List every line below containing "Word".

(Data about app and page elements)
-------
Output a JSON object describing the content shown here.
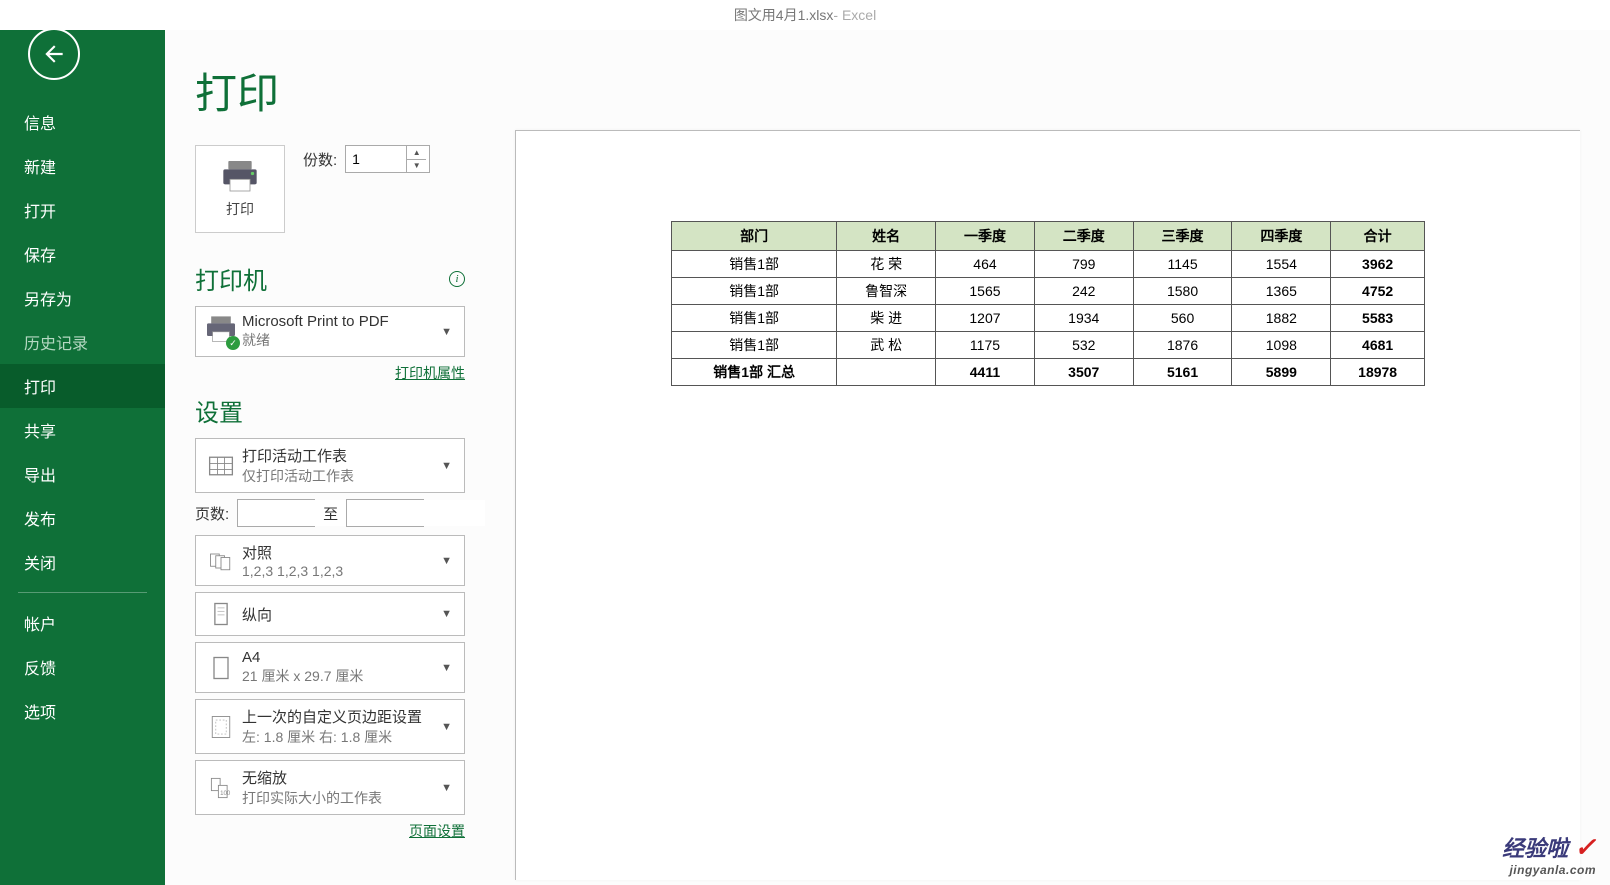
{
  "app": {
    "title_file": "图文用4月1.xlsx",
    "title_app": "  -  Excel"
  },
  "nav": {
    "items": [
      "信息",
      "新建",
      "打开",
      "保存",
      "另存为",
      "历史记录",
      "打印",
      "共享",
      "导出",
      "发布",
      "关闭"
    ],
    "account": "帐户",
    "feedback": "反馈",
    "options": "选项"
  },
  "page": {
    "title": "打印"
  },
  "print_button": {
    "label": "打印"
  },
  "copies": {
    "label": "份数:",
    "value": "1"
  },
  "printer_section": {
    "title": "打印机"
  },
  "printer_dd": {
    "name": "Microsoft Print to PDF",
    "status": "就绪"
  },
  "printer_props_link": "打印机属性",
  "settings_section": {
    "title": "设置"
  },
  "dd_sheets": {
    "line1": "打印活动工作表",
    "line2": "仅打印活动工作表"
  },
  "pages": {
    "label": "页数:",
    "to": "至"
  },
  "dd_collate": {
    "line1": "对照",
    "line2": "1,2,3    1,2,3    1,2,3"
  },
  "dd_orient": {
    "line1": "纵向"
  },
  "dd_paper": {
    "line1": "A4",
    "line2": "21 厘米 x 29.7 厘米"
  },
  "dd_margins": {
    "line1": "上一次的自定义页边距设置",
    "line2": "左:  1.8 厘米    右:  1.8 厘米"
  },
  "dd_scale": {
    "line1": "无缩放",
    "line2": "打印实际大小的工作表"
  },
  "page_setup_link": "页面设置",
  "preview_table": {
    "headers": [
      "部门",
      "姓名",
      "一季度",
      "二季度",
      "三季度",
      "四季度",
      "合计"
    ],
    "rows": [
      [
        "销售1部",
        "花  荣",
        "464",
        "799",
        "1145",
        "1554",
        "3962"
      ],
      [
        "销售1部",
        "鲁智深",
        "1565",
        "242",
        "1580",
        "1365",
        "4752"
      ],
      [
        "销售1部",
        "柴  进",
        "1207",
        "1934",
        "560",
        "1882",
        "5583"
      ],
      [
        "销售1部",
        "武  松",
        "1175",
        "532",
        "1876",
        "1098",
        "4681"
      ]
    ],
    "sum_row": [
      "销售1部 汇总",
      "",
      "4411",
      "3507",
      "5161",
      "5899",
      "18978"
    ]
  },
  "watermark": {
    "line1": "经验啦",
    "line2": "jingyanla.com"
  }
}
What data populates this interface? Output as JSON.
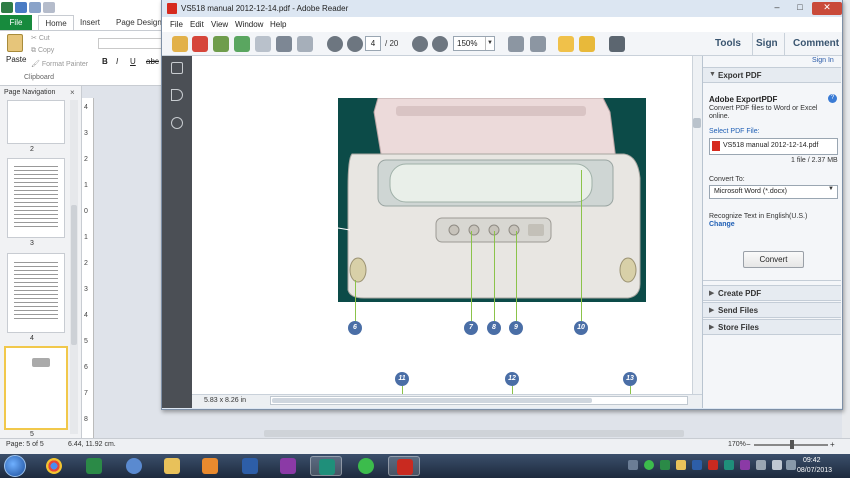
{
  "publisher": {
    "tabs": {
      "file": "File",
      "home": "Home",
      "insert": "Insert",
      "page_design": "Page Design"
    },
    "clipboard": {
      "paste": "Paste",
      "cut": "Cut",
      "copy": "Copy",
      "format_painter": "Format Painter",
      "group_label": "Clipboard"
    },
    "format": {
      "bold": "B",
      "italic": "I",
      "underline": "U",
      "strike": "abc"
    },
    "page_navigation": {
      "title": "Page Navigation",
      "close": "×",
      "thumbnails": [
        "2",
        "3",
        "4",
        "5"
      ]
    },
    "ruler_numbers": [
      "4",
      "3",
      "2",
      "1",
      "0",
      "1",
      "2",
      "3",
      "4",
      "5",
      "6",
      "7",
      "8"
    ],
    "status": {
      "page": "Page: 5 of 5",
      "position": "6.44, 11.92 cm.",
      "zoom": "170%"
    }
  },
  "reader": {
    "title": "VS518 manual 2012-12-14.pdf - Adobe Reader",
    "window_controls": {
      "minimize": "–",
      "maximize": "□",
      "close": "✕"
    },
    "menu": [
      "File",
      "Edit",
      "View",
      "Window",
      "Help"
    ],
    "toolbar": {
      "page_current": "4",
      "page_total": "/ 20",
      "zoom": "150%",
      "tools": "Tools",
      "sign": "Sign",
      "comment": "Comment"
    },
    "document": {
      "page_size": "5.83 x 8.26 in",
      "markers": [
        "6",
        "7",
        "8",
        "9",
        "10",
        "11",
        "12",
        "13"
      ]
    },
    "panel": {
      "sign_in": "Sign In",
      "export_pdf": "Export PDF",
      "export_title": "Adobe ExportPDF",
      "export_desc": "Convert PDF files to Word or Excel online.",
      "select_label": "Select PDF File:",
      "file_name": "VS518 manual 2012-12-14.pdf",
      "file_info": "1 file / 2.37 MB",
      "convert_to_label": "Convert To:",
      "convert_to_value": "Microsoft Word (*.docx)",
      "recognize": "Recognize Text in English(U.S.)",
      "change": "Change",
      "convert_button": "Convert",
      "create_pdf": "Create PDF",
      "send_files": "Send Files",
      "store_files": "Store Files"
    }
  },
  "taskbar": {
    "time": "09:42",
    "date": "08/07/2013"
  }
}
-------
### SOLUTION FOR THIS EXERCISE
      "export_desc": "Convert PDF files to Word or Excel online.",
      "convert_to_value": "Microsoft Word (*.docx)",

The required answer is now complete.